TASK DIRECTIONS: Return the data below exactly as given, except for the images.

----------

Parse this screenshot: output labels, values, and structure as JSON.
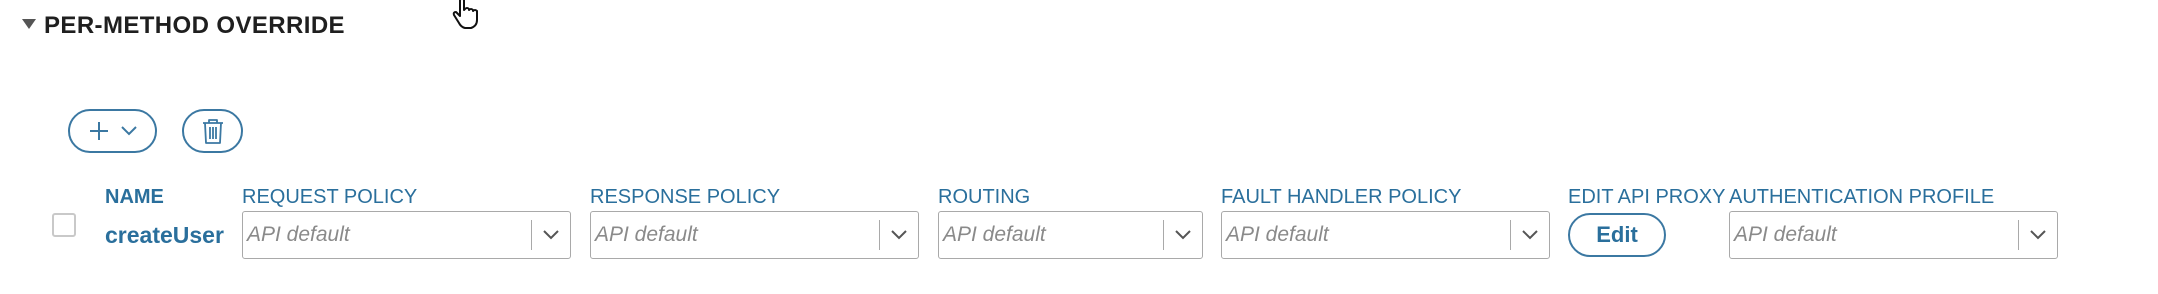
{
  "section": {
    "title": "PER-METHOD OVERRIDE"
  },
  "toolbar": {
    "add_icon": "plus-icon",
    "dropdown_icon": "chevron-down-icon",
    "delete_icon": "trash-icon"
  },
  "columns": {
    "name": "NAME",
    "request_policy": "REQUEST POLICY",
    "response_policy": "RESPONSE POLICY",
    "routing": "ROUTING",
    "fault_handler_policy": "FAULT HANDLER POLICY",
    "edit_api_proxy": "EDIT API PROXY",
    "authentication_profile": "AUTHENTICATION PROFILE"
  },
  "rows": [
    {
      "name": "createUser",
      "checked": false,
      "request_policy": "API default",
      "response_policy": "API default",
      "routing": "API default",
      "fault_handler_policy": "API default",
      "edit_label": "Edit",
      "authentication_profile": "API default"
    }
  ],
  "colors": {
    "accent": "#2a6f9c",
    "border": "#a9a9a9",
    "placeholder": "#8a8a8a"
  }
}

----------

REPLY TO THE TASK:
Parse this screenshot: output labels, values, and structure as JSON.
{
  "section": {
    "title": "PER-METHOD OVERRIDE"
  },
  "toolbar": {
    "add_icon": "plus-icon",
    "dropdown_icon": "chevron-down-icon",
    "delete_icon": "trash-icon"
  },
  "columns": {
    "name": "NAME",
    "request_policy": "REQUEST POLICY",
    "response_policy": "RESPONSE POLICY",
    "routing": "ROUTING",
    "fault_handler_policy": "FAULT HANDLER POLICY",
    "edit_api_proxy": "EDIT API PROXY",
    "authentication_profile": "AUTHENTICATION PROFILE"
  },
  "rows": [
    {
      "name": "createUser",
      "checked": false,
      "request_policy": "API default",
      "response_policy": "API default",
      "routing": "API default",
      "fault_handler_policy": "API default",
      "edit_label": "Edit",
      "authentication_profile": "API default"
    }
  ],
  "colors": {
    "accent": "#2a6f9c",
    "border": "#a9a9a9",
    "placeholder": "#8a8a8a"
  }
}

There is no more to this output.